Most women across the globe tie scarf, otherwise known as ‘duku’ in the Ghanaian local dialect to compliment their look for an occasion. Be it weddings, funerals, religious programmes and so on.

In recent times, young girls add a touch of finesse in tying their scarfs to look pretty different from how the aged style theirs.

But did you know that the various styles have meanings and you might have rocked it wrongly to an event? Well, in this report, GhanaWeb brings to light the meanings of some duku styles.

Below are some of the duku styles and their meanings, courtesy Sarpong Hammond via Twitter

Akosombo Special

This style was named after the Volta River project. The scarf is tied in such a way that a part is left to fall on the side of the face down to the chin level.

‘Nkuumisee baa don’

To wit, I won’t come back anymore. This is one of the most applied styles in Ghana. It is an all back scarf tied with the two parts hanging. Most market women and some young girls love this style because it is simple and easy to tie.

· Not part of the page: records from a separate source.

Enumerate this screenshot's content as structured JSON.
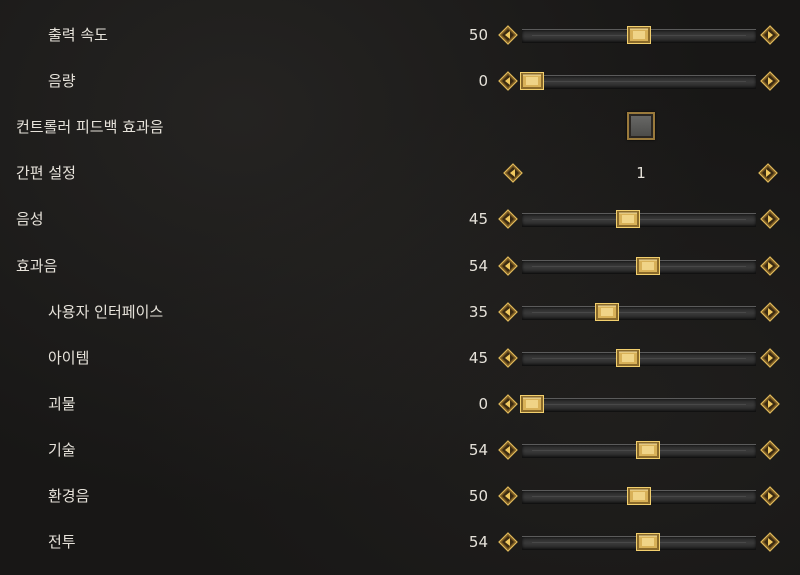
{
  "settings": [
    {
      "label": "출력 속도",
      "indent": 1,
      "type": "slider",
      "value": 50
    },
    {
      "label": "음량",
      "indent": 1,
      "type": "slider",
      "value": 0
    },
    {
      "label": "컨트롤러 피드백 효과음",
      "indent": 0,
      "type": "checkbox",
      "checked": false
    },
    {
      "label": "간편 설정",
      "indent": 0,
      "type": "stepper",
      "value": "1"
    },
    {
      "label": "음성",
      "indent": 0,
      "type": "slider",
      "value": 45
    },
    {
      "label": "효과음",
      "indent": 0,
      "type": "slider",
      "value": 54
    },
    {
      "label": "사용자 인터페이스",
      "indent": 1,
      "type": "slider",
      "value": 35
    },
    {
      "label": "아이템",
      "indent": 1,
      "type": "slider",
      "value": 45
    },
    {
      "label": "괴물",
      "indent": 1,
      "type": "slider",
      "value": 0
    },
    {
      "label": "기술",
      "indent": 1,
      "type": "slider",
      "value": 54
    },
    {
      "label": "환경음",
      "indent": 1,
      "type": "slider",
      "value": 50
    },
    {
      "label": "전투",
      "indent": 1,
      "type": "slider",
      "value": 54
    }
  ],
  "slider_range": [
    0,
    100
  ],
  "icons": {
    "decrease": "diamond-arrow-left-icon",
    "increase": "diamond-arrow-right-icon",
    "handle": "gold-handle-icon"
  },
  "colors": {
    "gold": "#c9a24a",
    "background": "#181716",
    "text": "#e6e2da"
  }
}
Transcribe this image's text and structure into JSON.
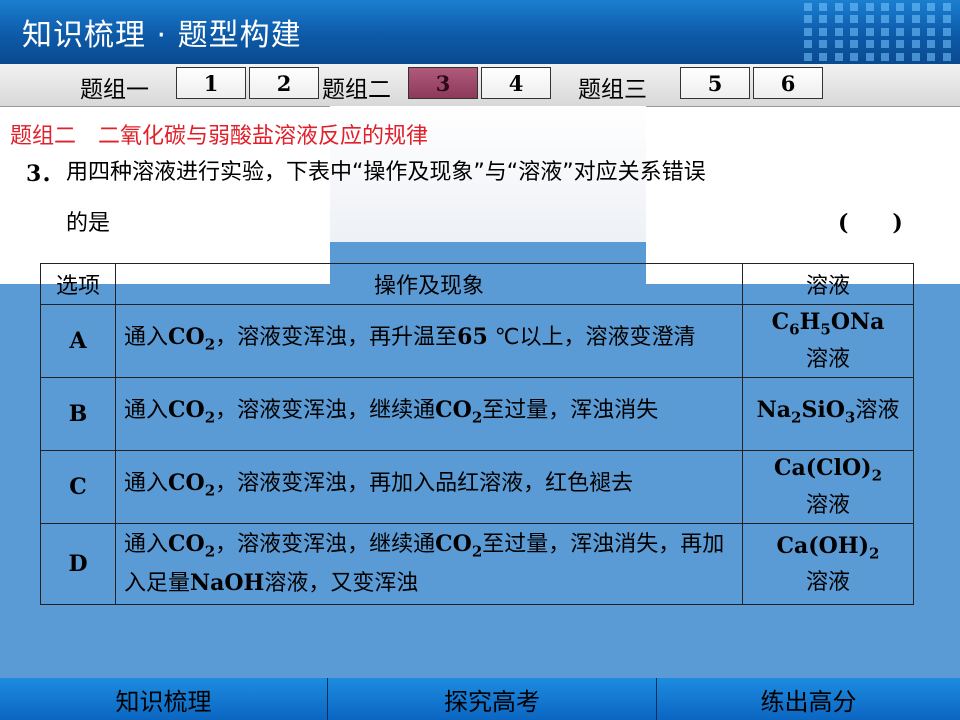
{
  "header": {
    "title": "知识梳理 · 题型构建"
  },
  "tabbar": {
    "groups": [
      {
        "label": "题组一",
        "tabs": [
          "1",
          "2"
        ]
      },
      {
        "label": "题组二",
        "tabs": [
          "3",
          "4"
        ]
      },
      {
        "label": "题组三",
        "tabs": [
          "5",
          "6"
        ]
      }
    ],
    "active_tab": "3"
  },
  "content": {
    "section_title": "题组二　二氧化碳与弱酸盐溶液反应的规律",
    "question_number": "3．",
    "question_line1": "用四种溶液进行实验，下表中“操作及现象”与“溶液”对应关系错误",
    "question_line2": "的是",
    "answer_paren": "(　　)"
  },
  "table": {
    "headers": [
      "选项",
      "操作及现象",
      "溶液"
    ],
    "rows": [
      {
        "option": "A",
        "desc_parts": [
          "通入",
          "CO",
          "2",
          "，溶液变浑浊，再升温至",
          "65",
          " ℃以上，溶液变澄清"
        ],
        "solution_parts": [
          "C",
          "6",
          "H",
          "5",
          "ONa",
          "溶液"
        ]
      },
      {
        "option": "B",
        "desc_parts": [
          "通入",
          "CO",
          "2",
          "，溶液变浑浊，继续通",
          "CO",
          "2",
          "至过量，浑浊消失"
        ],
        "solution_parts": [
          "Na",
          "2",
          "SiO",
          "3",
          "溶液"
        ]
      },
      {
        "option": "C",
        "desc_parts": [
          "通入",
          "CO",
          "2",
          "，溶液变浑浊，再加入品红溶液，红色褪去"
        ],
        "solution_parts": [
          "Ca(ClO)",
          "2",
          "溶液"
        ]
      },
      {
        "option": "D",
        "desc_parts": [
          "通入",
          "CO",
          "2",
          "，溶液变浑浊，继续通",
          "CO",
          "2",
          "至过量，浑浊消失，再加入足量",
          "NaOH",
          "溶液，又变浑浊"
        ],
        "solution_parts": [
          "Ca(OH)",
          "2",
          "溶液"
        ]
      }
    ]
  },
  "footer": {
    "items": [
      "知识梳理",
      "探究高考",
      "练出高分"
    ]
  },
  "colors": {
    "header_blue": "#0d5aa8",
    "section_red": "#e0202a",
    "table_bg_blue": "#5b9bd5",
    "active_tab": "#8d3a5a",
    "footer_blue": "#0b66c2"
  }
}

Money swine or Keemo mi fee.

This means tell me everything. This style is the most used in Ghana. It is the favourite of the youth in recent times. The individual folds the scarf into two and wraps it around the head from the back. The two ends are tied in front and folded in a bow tie form.

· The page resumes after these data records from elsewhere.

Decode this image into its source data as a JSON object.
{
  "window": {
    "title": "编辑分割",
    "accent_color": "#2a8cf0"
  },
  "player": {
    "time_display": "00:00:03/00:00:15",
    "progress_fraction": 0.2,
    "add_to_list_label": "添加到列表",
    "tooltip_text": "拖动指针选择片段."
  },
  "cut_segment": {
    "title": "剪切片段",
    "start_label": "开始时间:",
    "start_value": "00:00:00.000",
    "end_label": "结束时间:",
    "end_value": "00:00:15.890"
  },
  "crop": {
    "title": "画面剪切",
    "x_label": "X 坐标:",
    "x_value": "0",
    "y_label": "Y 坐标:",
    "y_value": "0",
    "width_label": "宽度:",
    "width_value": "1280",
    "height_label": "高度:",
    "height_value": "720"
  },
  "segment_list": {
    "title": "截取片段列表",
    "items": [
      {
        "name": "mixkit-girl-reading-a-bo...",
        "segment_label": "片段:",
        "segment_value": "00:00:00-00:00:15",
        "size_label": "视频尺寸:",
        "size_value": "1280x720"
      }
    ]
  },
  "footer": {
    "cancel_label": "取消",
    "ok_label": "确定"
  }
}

People love this style because it adds a touch of beauty to their hairdo.

Hyia me wo nkwa nta

The above-mentioned name means meet me at the crossroad. This style is just like the money swine. The entire head is covered with the scarf and also has a bow tie as a knot.

Just as its name suggests, meet me at the crossroad, lovers preferred this style to others as it communicated their message to their partners.

Baakwe ni oya ta

This Ga statement means come and watch and go back to gossip.

This style is widely used by many, especially the aged. These days, both the young and old usually wrap their hair/head in this style for funerals, religious activities and many more.

Odo fa me tu 

This style is communicating to the lover to her in a plane or telling him ‘you too can fly.’

Onye otsu, onye oye

This means you can spend if you work. This is to remind and encourage people to work harder.

Erehwe wo na (Fanti)